◆ SUPPLIED MATERIAL:
—————
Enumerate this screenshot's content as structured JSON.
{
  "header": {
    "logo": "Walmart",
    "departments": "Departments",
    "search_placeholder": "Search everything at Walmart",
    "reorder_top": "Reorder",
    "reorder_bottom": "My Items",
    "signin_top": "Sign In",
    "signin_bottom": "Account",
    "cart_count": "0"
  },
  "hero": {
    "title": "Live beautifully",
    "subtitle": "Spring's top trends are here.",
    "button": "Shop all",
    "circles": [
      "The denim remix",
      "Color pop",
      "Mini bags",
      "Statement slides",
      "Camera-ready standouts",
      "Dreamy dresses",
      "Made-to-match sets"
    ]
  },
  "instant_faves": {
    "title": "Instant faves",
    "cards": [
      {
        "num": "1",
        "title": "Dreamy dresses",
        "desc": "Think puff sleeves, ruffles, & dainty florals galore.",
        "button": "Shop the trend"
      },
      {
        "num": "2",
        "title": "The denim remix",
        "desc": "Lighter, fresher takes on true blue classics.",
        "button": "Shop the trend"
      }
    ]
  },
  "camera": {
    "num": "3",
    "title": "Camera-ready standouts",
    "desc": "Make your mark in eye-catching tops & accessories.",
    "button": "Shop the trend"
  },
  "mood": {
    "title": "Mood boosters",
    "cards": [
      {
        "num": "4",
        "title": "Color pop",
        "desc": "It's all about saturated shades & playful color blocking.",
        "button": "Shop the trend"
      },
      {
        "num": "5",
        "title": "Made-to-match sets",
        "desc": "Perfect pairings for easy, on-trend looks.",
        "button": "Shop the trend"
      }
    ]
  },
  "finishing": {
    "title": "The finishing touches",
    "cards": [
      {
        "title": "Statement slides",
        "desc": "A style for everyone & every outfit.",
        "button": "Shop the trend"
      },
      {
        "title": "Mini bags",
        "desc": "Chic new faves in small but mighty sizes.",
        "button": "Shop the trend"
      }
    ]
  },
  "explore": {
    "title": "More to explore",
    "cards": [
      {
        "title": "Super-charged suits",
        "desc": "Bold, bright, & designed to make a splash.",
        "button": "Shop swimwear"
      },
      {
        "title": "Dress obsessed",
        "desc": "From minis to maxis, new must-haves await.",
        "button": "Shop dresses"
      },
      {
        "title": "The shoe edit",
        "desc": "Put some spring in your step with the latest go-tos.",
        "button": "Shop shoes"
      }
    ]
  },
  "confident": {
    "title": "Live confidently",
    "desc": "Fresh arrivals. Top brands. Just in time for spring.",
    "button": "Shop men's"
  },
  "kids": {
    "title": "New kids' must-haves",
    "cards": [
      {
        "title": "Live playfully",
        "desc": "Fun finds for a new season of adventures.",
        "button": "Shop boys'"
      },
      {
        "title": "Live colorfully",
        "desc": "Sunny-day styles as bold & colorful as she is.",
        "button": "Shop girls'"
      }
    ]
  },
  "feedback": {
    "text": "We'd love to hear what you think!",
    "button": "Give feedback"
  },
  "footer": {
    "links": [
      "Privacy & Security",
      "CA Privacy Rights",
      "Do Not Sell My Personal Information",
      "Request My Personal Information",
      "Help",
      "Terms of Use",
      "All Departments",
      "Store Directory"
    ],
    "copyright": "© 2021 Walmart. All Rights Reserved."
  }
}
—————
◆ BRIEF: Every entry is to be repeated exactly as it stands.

◆ OUTPUT FOR THIS EXERCISE:
Enumerate this screenshot's content as structured JSON.
{
  "header": {
    "logo": "Walmart",
    "departments": "Departments",
    "search_placeholder": "Search everything at Walmart",
    "reorder_top": "Reorder",
    "reorder_bottom": "My Items",
    "signin_top": "Sign In",
    "signin_bottom": "Account",
    "cart_count": "0"
  },
  "hero": {
    "title": "Live beautifully",
    "subtitle": "Spring's top trends are here.",
    "button": "Shop all",
    "circles": [
      "The denim remix",
      "Color pop",
      "Mini bags",
      "Statement slides",
      "Camera-ready standouts",
      "Dreamy dresses",
      "Made-to-match sets"
    ]
  },
  "instant_faves": {
    "title": "Instant faves",
    "cards": [
      {
        "num": "1",
        "title": "Dreamy dresses",
        "desc": "Think puff sleeves, ruffles, & dainty florals galore.",
        "button": "Shop the trend"
      },
      {
        "num": "2",
        "title": "The denim remix",
        "desc": "Lighter, fresher takes on true blue classics.",
        "button": "Shop the trend"
      }
    ]
  },
  "camera": {
    "num": "3",
    "title": "Camera-ready standouts",
    "desc": "Make your mark in eye-catching tops & accessories.",
    "button": "Shop the trend"
  },
  "mood": {
    "title": "Mood boosters",
    "cards": [
      {
        "num": "4",
        "title": "Color pop",
        "desc": "It's all about saturated shades & playful color blocking.",
        "button": "Shop the trend"
      },
      {
        "num": "5",
        "title": "Made-to-match sets",
        "desc": "Perfect pairings for easy, on-trend looks.",
        "button": "Shop the trend"
      }
    ]
  },
  "finishing": {
    "title": "The finishing touches",
    "cards": [
      {
        "title": "Statement slides",
        "desc": "A style for everyone & every outfit.",
        "button": "Shop the trend"
      },
      {
        "title": "Mini bags",
        "desc": "Chic new faves in small but mighty sizes.",
        "button": "Shop the trend"
      }
    ]
  },
  "explore": {
    "title": "More to explore",
    "cards": [
      {
        "title": "Super-charged suits",
        "desc": "Bold, bright, & designed to make a splash.",
        "button": "Shop swimwear"
      },
      {
        "title": "Dress obsessed",
        "desc": "From minis to maxis, new must-haves await.",
        "button": "Shop dresses"
      },
      {
        "title": "The shoe edit",
        "desc": "Put some spring in your step with the latest go-tos.",
        "button": "Shop shoes"
      }
    ]
  },
  "confident": {
    "title": "Live confidently",
    "desc": "Fresh arrivals. Top brands. Just in time for spring.",
    "button": "Shop men's"
  },
  "kids": {
    "title": "New kids' must-haves",
    "cards": [
      {
        "title": "Live playfully",
        "desc": "Fun finds for a new season of adventures.",
        "button": "Shop boys'"
      },
      {
        "title": "Live colorfully",
        "desc": "Sunny-day styles as bold & colorful as she is.",
        "button": "Shop girls'"
      }
    ]
  },
  "feedback": {
    "text": "We'd love to hear what you think!",
    "button": "Give feedback"
  },
  "footer": {
    "links": [
      "Privacy & Security",
      "CA Privacy Rights",
      "Do Not Sell My Personal Information",
      "Request My Personal Information",
      "Help",
      "Terms of Use",
      "All Departments",
      "Store Directory"
    ],
    "copyright": "© 2021 Walmart. All Rights Reserved."
  }
}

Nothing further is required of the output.